The three-time world men’s singles champion said following practice Wednesday that winning a silver medal in the team event Sunday was just what the doctor ordered. Chan said already having a medal in hand has eased the burden of preparing for the individual men’s singles competition, which begins with the short program Thursday night.
The Toronto skater is under extraordinary pressure at these Sochi Olympics. Canadian men have won 14 world singles championships, but never an Olympic gold, and Chan will attempt to end that streak at the Iceberg Skating Palace.
Next to the Canadian men’s hockey team, the 23-year-old is probably under more pressure than any Canadian athlete at these Games — and the hockey team can spread the burden amongst 25 guys.
When Chan is on, he’s almost unbeatable. But the Ottawa-born skater has had an up and down season and Skate Canada officials have done everything in their power to make sure he doesn’t become overwhelmed prior to the start of the men’s singles event.
But thanks to the team competition, where he skated the short program, Chan said he is feeling good, like he can breath.
“I did feel I had a lot of pressure lifted off me because I have an Olympic medal in my hand, and I can say it’s mine,” he said. “I’ve touched many people’s gold medal, like Scott’s (Moir) gold medal from Vancouver, and other Olympians, and I could never say it’s my own. But I can actually take this one home and say its my own, and I can have it forever.
“So it’s really cool to feel that, and somehow that’s helped me feel a lot less pressure on myself, and a bit less pressure from Canada, not that I feel that there was any in the first place. But it’s nice to know that I have one under my belt,” Chan added. “I have something that some of the other skaters don’t even have yet. And may not ever have either.”
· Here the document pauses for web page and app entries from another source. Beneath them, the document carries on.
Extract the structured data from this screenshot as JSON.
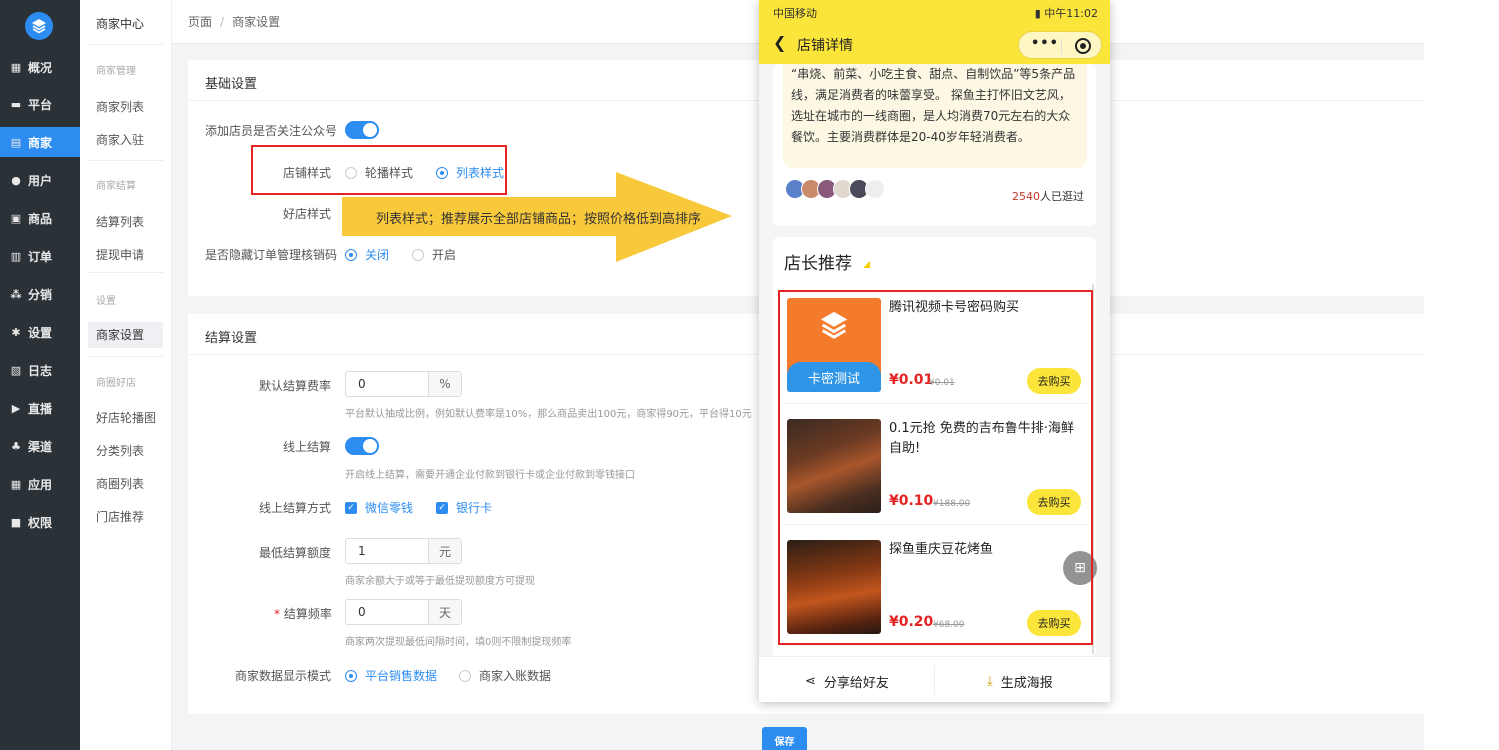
{
  "nav": {
    "items": [
      {
        "label": "概况",
        "icon": "dashboard-icon"
      },
      {
        "label": "平台",
        "icon": "monitor-icon"
      },
      {
        "label": "商家",
        "icon": "store-icon"
      },
      {
        "label": "用户",
        "icon": "user-icon"
      },
      {
        "label": "商品",
        "icon": "goods-icon"
      },
      {
        "label": "订单",
        "icon": "order-icon"
      },
      {
        "label": "分销",
        "icon": "distribution-icon"
      },
      {
        "label": "设置",
        "icon": "gear-icon"
      },
      {
        "label": "日志",
        "icon": "log-icon"
      },
      {
        "label": "直播",
        "icon": "live-icon"
      },
      {
        "label": "渠道",
        "icon": "channel-icon"
      },
      {
        "label": "应用",
        "icon": "apps-icon"
      },
      {
        "label": "权限",
        "icon": "lock-icon"
      }
    ],
    "active_index": 2
  },
  "subnav": {
    "title": "商家中心",
    "groups": [
      {
        "title": "商家管理",
        "items": [
          "商家列表",
          "商家入驻"
        ]
      },
      {
        "title": "商家结算",
        "items": [
          "结算列表",
          "提现申请"
        ]
      },
      {
        "title": "设置",
        "items": [
          "商家设置"
        ]
      },
      {
        "title": "商圈好店",
        "items": [
          "好店轮播图",
          "分类列表",
          "商圈列表",
          "门店推荐"
        ]
      }
    ]
  },
  "breadcrumb": {
    "root": "页面",
    "sep": "/",
    "current": "商家设置"
  },
  "basic": {
    "title": "基础设置",
    "follow_label": "添加店员是否关注公众号",
    "store_style_label": "店铺样式",
    "store_style_options": [
      "轮播样式",
      "列表样式"
    ],
    "good_store_label": "好店样式",
    "hide_code_label": "是否隐藏订单管理核销码",
    "hide_code_options": [
      "关闭",
      "开启"
    ]
  },
  "settle": {
    "title": "结算设置",
    "rate_label": "默认结算费率",
    "rate_value": "0",
    "rate_unit": "%",
    "rate_hint": "平台默认抽成比例，例如默认费率是10%，那么商品卖出100元，商家得90元，平台得10元",
    "online_label": "线上结算",
    "online_hint": "开启线上结算，需要开通企业付款到银行卡或企业付款到零钱接口",
    "method_label": "线上结算方式",
    "methods": [
      "微信零钱",
      "银行卡"
    ],
    "min_label": "最低结算额度",
    "min_value": "1",
    "min_unit": "元",
    "min_hint": "商家余额大于或等于最低提现额度方可提现",
    "freq_star": "*",
    "freq_label": "结算频率",
    "freq_value": "0",
    "freq_unit": "天",
    "freq_hint": "商家两次提现最低间隔时间，填0则不限制提现频率",
    "display_label": "商家数据显示模式",
    "display_options": [
      "平台销售数据",
      "商家入账数据"
    ]
  },
  "annotation": "列表样式；推荐展示全部店铺商品；按照价格低到高排序",
  "save_label": "保存",
  "phone": {
    "carrier": "中国移动",
    "time": "中午11:02",
    "title": "店铺详情",
    "more": "•••",
    "description": "“串烧、前菜、小吃主食、甜点、自制饮品”等5条产品线，满足消费者的味蕾享受。 探鱼主打怀旧文艺风，选址在城市的一线商圈，是人均消费70元左右的大众餐饮。主要消费群体是20-40岁年轻消费者。",
    "visited_count": "2540",
    "visited_suffix": "人已逛过",
    "recommend_title": "店长推荐",
    "products": [
      {
        "name": "腾讯视频卡号密码购买",
        "price": "¥0.01",
        "orig": "¥0.01",
        "buy": "去购买",
        "badge": "卡密测试"
      },
      {
        "name": "0.1元抢 免费的吉布鲁牛排·海鲜自助!",
        "price": "¥0.10",
        "orig": "¥188.00",
        "buy": "去购买"
      },
      {
        "name": "探鱼重庆豆花烤鱼",
        "price": "¥0.20",
        "orig": "¥68.00",
        "buy": "去购买"
      }
    ],
    "share_label": "分享给好友",
    "poster_label": "生成海报"
  },
  "colors": {
    "primary": "#2d8cf0",
    "sidebar": "#2a3137",
    "accent_yellow": "#fce53a",
    "annotation_yellow": "#f9c93c",
    "red": "#e52323"
  }
}
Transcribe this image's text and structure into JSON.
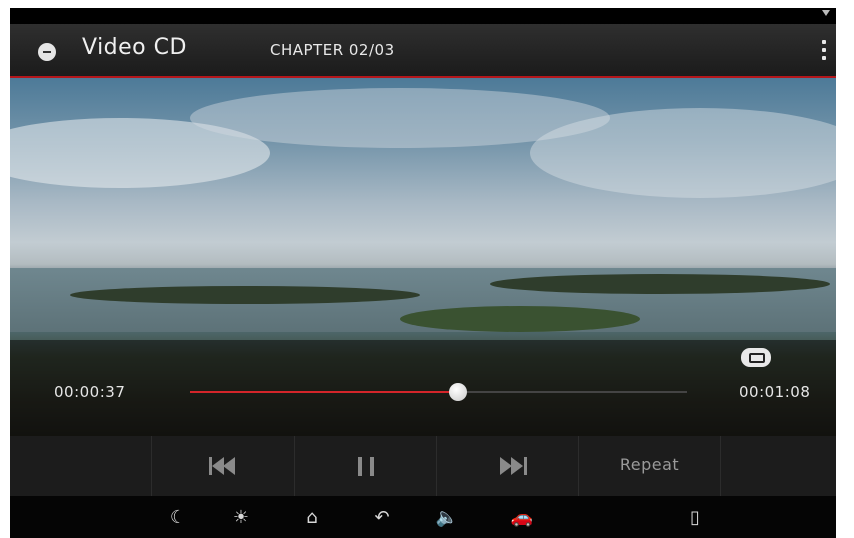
{
  "header": {
    "title": "Video CD",
    "chapter": "CHAPTER 02/03",
    "icons": {
      "source": "disc-icon",
      "menu": "more-vertical-icon"
    }
  },
  "playback": {
    "current_time": "00:00:37",
    "total_time": "00:01:08",
    "progress_fraction": 0.54,
    "repeat_indicator": "repeat-icon"
  },
  "controls": {
    "previous": "previous-track-icon",
    "pause": "pause-icon",
    "next": "next-track-icon",
    "repeat_label": "Repeat"
  },
  "nav_bar": {
    "items": [
      "night-mode-icon",
      "brightness-icon",
      "home-icon",
      "back-icon",
      "volume-icon",
      "car-icon",
      "phone-icon"
    ],
    "glyphs": [
      "☾",
      "☀",
      "⌂",
      "↶",
      "🔈",
      "🚗",
      "▯"
    ]
  },
  "colors": {
    "accent": "#d3252a",
    "header_line": "#b3161b"
  }
}
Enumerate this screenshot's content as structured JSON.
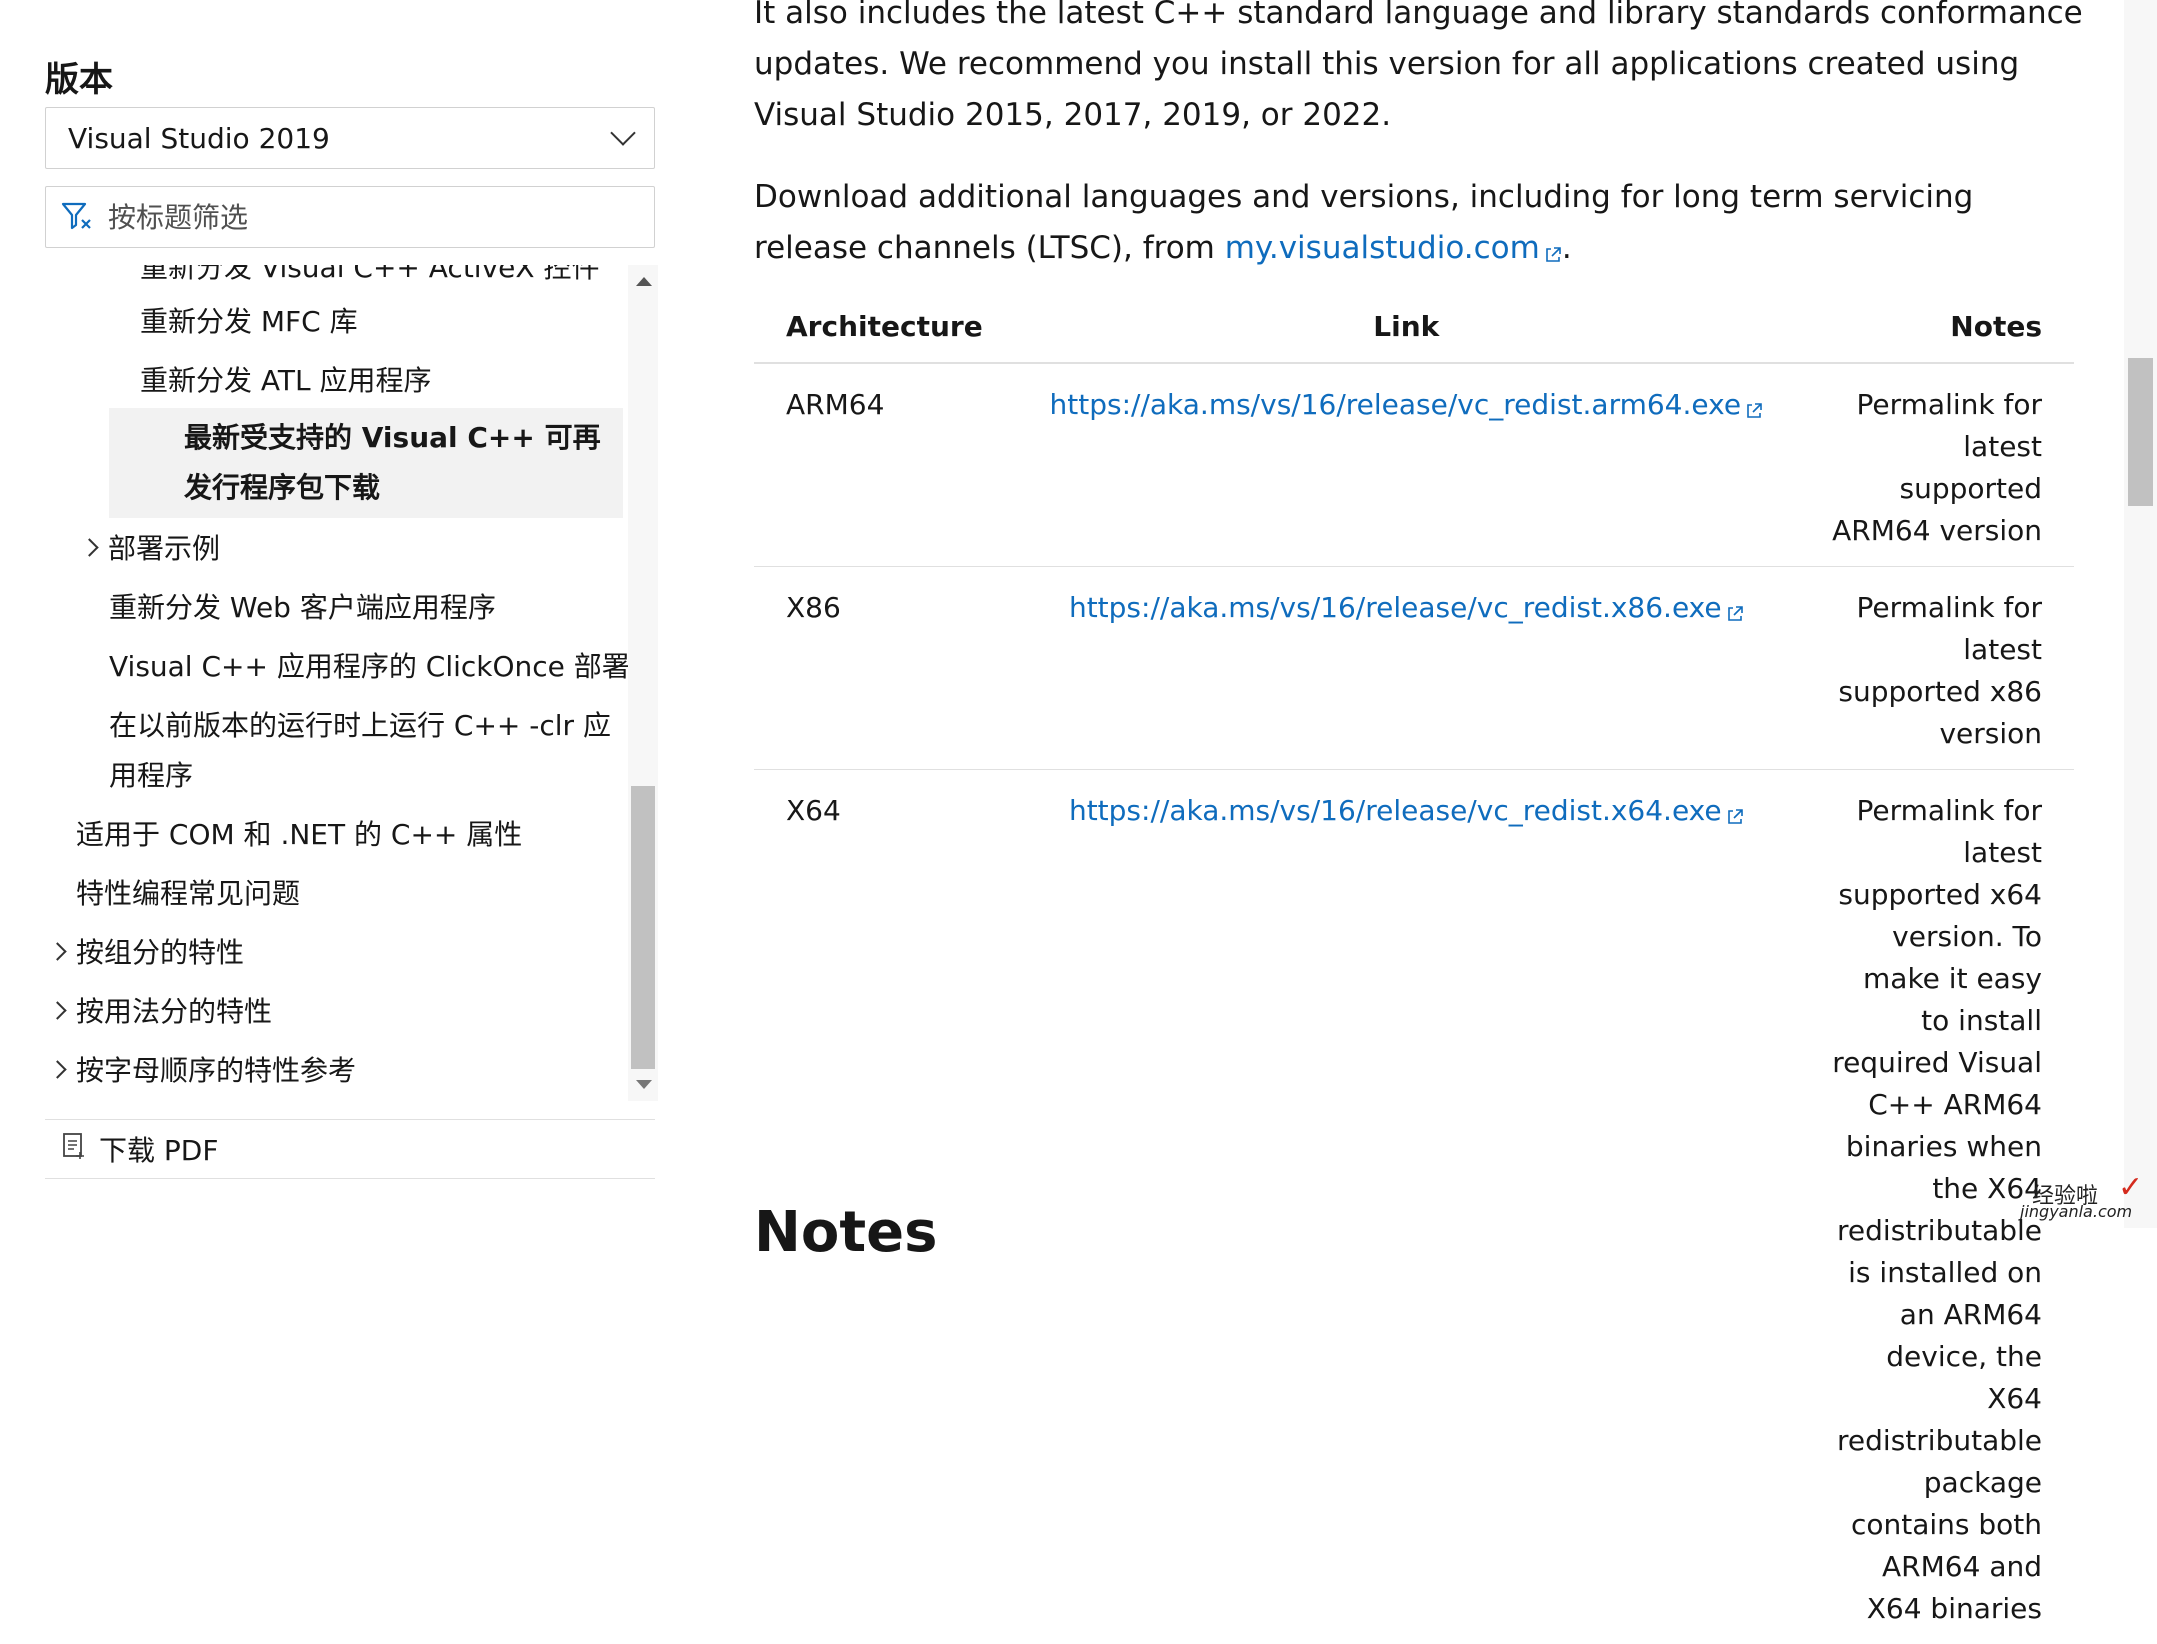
{
  "sidebar": {
    "version_heading": "版本",
    "version_select": {
      "value": "Visual Studio 2019"
    },
    "filter": {
      "placeholder": "按标题筛选"
    },
    "toc": [
      "重新分发 Visual C++ ActiveX 控件",
      "重新分发 MFC 库",
      "重新分发 ATL 应用程序",
      "最新受支持的 Visual C++ 可再发行程序包下载",
      "部署示例",
      "重新分发 Web 客户端应用程序",
      "Visual C++ 应用程序的 ClickOnce 部署",
      "在以前版本的运行时上运行 C++ -clr 应用程序",
      "适用于 COM 和 .NET 的 C++ 属性",
      "特性编程常见问题",
      "按组分的特性",
      "按用法分的特性",
      "按字母顺序的特性参考"
    ],
    "download_pdf": "下载 PDF"
  },
  "main": {
    "para1": "It also includes the latest C++ standard language and library standards conformance updates. We recommend you install this version for all applications created using Visual Studio 2015, 2017, 2019, or 2022.",
    "para2_text": "Download additional languages and versions, including for long term servicing release channels (LTSC), from ",
    "para2_link": "my.visualstudio.com",
    "para2_end": ".",
    "table": {
      "headers": {
        "architecture": "Architecture",
        "link": "Link",
        "notes": "Notes"
      },
      "rows": [
        {
          "arch": "ARM64",
          "link": "https://aka.ms/vs/16/release/vc_redist.arm64.exe",
          "notes": "Permalink for latest supported ARM64 version"
        },
        {
          "arch": "X86",
          "link": "https://aka.ms/vs/16/release/vc_redist.x86.exe",
          "notes": "Permalink for latest supported x86 version"
        },
        {
          "arch": "X64",
          "link": "https://aka.ms/vs/16/release/vc_redist.x64.exe",
          "notes": "Permalink for latest supported x64 version. To make it easy to install required Visual C++ ARM64 binaries when the X64 redistributable is installed on an ARM64 device, the X64 redistributable package contains both ARM64 and X64 binaries"
        }
      ]
    },
    "next_heading": "Notes"
  },
  "watermark": {
    "top": "经验啦",
    "check": "✓",
    "bottom": "jingyanla.com"
  },
  "colors": {
    "link": "#0f6cbd",
    "active_bg": "#f2f2f2",
    "border": "#e0e0e0"
  }
}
A couple of years ago, Chan was head and shoulders the best skater in the men’s field. But now there are at least three others here who could win the gold.
Yuzuru Hanyu, the 19-year-old Japanese sensation, defeated Chan at the ISU Grand Prix Final in December while breaking the Canadian’s world record in the short program (99.84) and appears to get better with each performance.
As well, three-time Olympic medallist Evgeni Plushenko of Russia is coming off two solid performances in the team event.
Yuzuru, Plushenko and Chan finished 1-2-3 respectively in the team short program last Thursday after Chan made a couple of mistakes, downgrading a triple to a double after landing a quad and stumbling out of a triple Axel.
Another contender in men’s singles Spain’s Javier Fernandez, the 2013 world bronze medallist. Both Fernandez and Hanyu are coached by Brian Orser out of the Toronto Cricket, Skating and Curling Club.
Orser, Canada’s silver medallist at the 1988 Calgary Olympics and the 1987 world champion, has established himself as one of the best coaches in the world. He guided South Korea’s Yuna Kim to the women’s singles gold at the 2010 Vancouver Olympics.
Orser said his skaters have to “play the Patrick game” here in Sochi.
“They’re fans of Patrick. They like Patrick. They really admire his skating,” said Orser. “(But) Patrick was in a class by himself because of his skills of skating and his control of the edge and the blade. I mean that’s right up my alley (as a coach) and that’s what we’ve been working on. But the jumps and everything will come because of that. And we’ve been narrowing the gap, every season it gets a little bit closer, little bit closer, I think the GOEs (grade of execution) and the components show that. A couple of years ago, it wasn’t like that. It was Patrick, a point and a half difference in each component over everybody else. Now, we’re kind of getting in some of the same scores, we’re getting some 9.5s and 9.75s and the odd 10.”
The bottom line, Chan probably wins the gold medal here if everyone skates their best program. But with the way Yuzuru has progressed and with the 31-year-old Plushenko riding the emotion of the crowd, the Canadian certainly isn’t bulletproof.